Instead, you would want to set operational objectives like finding effective conversational intelligence software to streamline how managers can shadow calls, putting a systematic agenda for training that can be easily replicated on a weekly basis in place, and picking an effective training methodology to guide the onboarding process.
By breaking up your larger, strategic objectives into more straightforward, actionable, easily reachable checkpoints, you can keep your reps on track and help improve their professional wellbeing — two elements that tend to translate to improved sales performance.
10. Be actively involved with your reps without micromanaging.
Effective sales leaders can strike a delicate balance between trust and guidance when facilitating their reps’ day-to-day efforts and broader professional development.
That’s why you, as a manager, need to remain actively involved with your direct reports without encroaching on their room to grow as salespeople. As I touched on earlier, you stand to gain a lot from taking strides like conducting regular one-on-ones with your reps.
Beyond that, you should consider holding standups where they can air out their concerns, affirm their accomplishments, and try to create a team culture where your reps feel like they can come to you with issues they might be struggling with.
Also, keep tabs on how your team is faring and work with any reps that might be lagging to diagnose and address the root causes of their underperformance.
Again, you want to provide direction for your reps without micromanaging. It’s easier said than done, but if you pull it off, you’re bound to see a solid boost to your team’s sales performance.
11. Thoroughly vet candidates, and hire effectively.
As a manager, you can only do so much for your sales team’s performance if the reps that compose it aren’t particularly skilled or willing to contribute.
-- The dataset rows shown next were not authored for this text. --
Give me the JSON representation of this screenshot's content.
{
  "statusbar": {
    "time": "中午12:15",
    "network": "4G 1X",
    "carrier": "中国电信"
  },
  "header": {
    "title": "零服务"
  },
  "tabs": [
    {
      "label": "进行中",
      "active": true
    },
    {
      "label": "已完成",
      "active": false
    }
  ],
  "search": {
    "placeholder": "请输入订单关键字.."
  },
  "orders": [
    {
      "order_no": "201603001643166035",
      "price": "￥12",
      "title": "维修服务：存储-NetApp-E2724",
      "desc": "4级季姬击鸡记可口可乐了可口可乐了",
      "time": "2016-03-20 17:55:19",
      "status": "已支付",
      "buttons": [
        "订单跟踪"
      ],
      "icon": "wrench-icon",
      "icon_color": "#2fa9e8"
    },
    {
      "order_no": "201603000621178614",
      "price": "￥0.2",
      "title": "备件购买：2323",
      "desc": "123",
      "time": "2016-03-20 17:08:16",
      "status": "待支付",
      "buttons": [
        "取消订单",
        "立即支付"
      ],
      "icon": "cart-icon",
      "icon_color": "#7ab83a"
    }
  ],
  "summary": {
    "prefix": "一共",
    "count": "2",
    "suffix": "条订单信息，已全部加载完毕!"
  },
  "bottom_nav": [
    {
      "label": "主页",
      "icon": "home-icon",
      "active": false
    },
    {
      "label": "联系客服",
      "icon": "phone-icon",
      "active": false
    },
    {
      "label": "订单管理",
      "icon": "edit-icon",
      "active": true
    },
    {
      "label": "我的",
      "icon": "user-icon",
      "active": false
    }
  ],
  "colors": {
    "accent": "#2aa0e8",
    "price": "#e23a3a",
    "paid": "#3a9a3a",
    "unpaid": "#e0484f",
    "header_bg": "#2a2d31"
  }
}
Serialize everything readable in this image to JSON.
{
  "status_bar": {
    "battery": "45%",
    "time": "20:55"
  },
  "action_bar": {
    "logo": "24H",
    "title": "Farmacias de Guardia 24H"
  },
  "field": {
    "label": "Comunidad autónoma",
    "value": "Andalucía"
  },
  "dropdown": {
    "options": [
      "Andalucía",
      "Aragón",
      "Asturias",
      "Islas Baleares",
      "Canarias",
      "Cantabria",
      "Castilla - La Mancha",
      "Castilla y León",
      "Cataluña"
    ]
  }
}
You need to hire effectively if you want to start and sustain a high-performing sales org.
Thoroughly understand the nature of the product or service you sell, and try to find candidates that have the relevant experience, skills, and demeanor to sell to your target personas. But ideal candidates have more than impressive technical qualifications. You want to find sales reps that fit your company culture and will fold seamlessly into your team dynamic.
Morale is central to sales performance — and a sales rep who lacks the intangibles to thrive in the environment you set might be insubordinate, undermine your leadership, or have no interest in supporting their teammates. That lack of chemistry can take a major toll on your org’s overall performance.
Tracking Sales Performance
Sales performance is typically tracked via a range of key performance indicators (KPIs) that can reveal how your reps are faring both individually and as a team. Some of the most relevant and effective metrics you should be keeping tabs on include:
- Win Rate — The percentage of final stage prospects that close and become customers divided by the total number of deals in the pipeline
- Quota Attainment — The percentage of reps that reach their quotas in a given quarter
- Sales Cycle Length — The average time it takes a rep to complete your sales cycle
- Pipeline Coverage — The sum of your sales opportunities weighed against your revenue target
Constantly improving sales performance — on both the individual and team-wide levels — is the best action you can take to create and sustain healthy, productive sales org. And that requires accountability from everyone involved.
Reps need to be open to embracing opportunities, conducive to their professional development — but for the most part, a sales team’s performance is a reflection of a manager’s effort and leadership.
They’re expected to push, assist, and challenge their team members enough to actively refine their skills and ultimately make the most of their abilities. That starts with effective training and onboarding and continues with consistent attention, thoughtful guidance, and an appropriate degree of trust.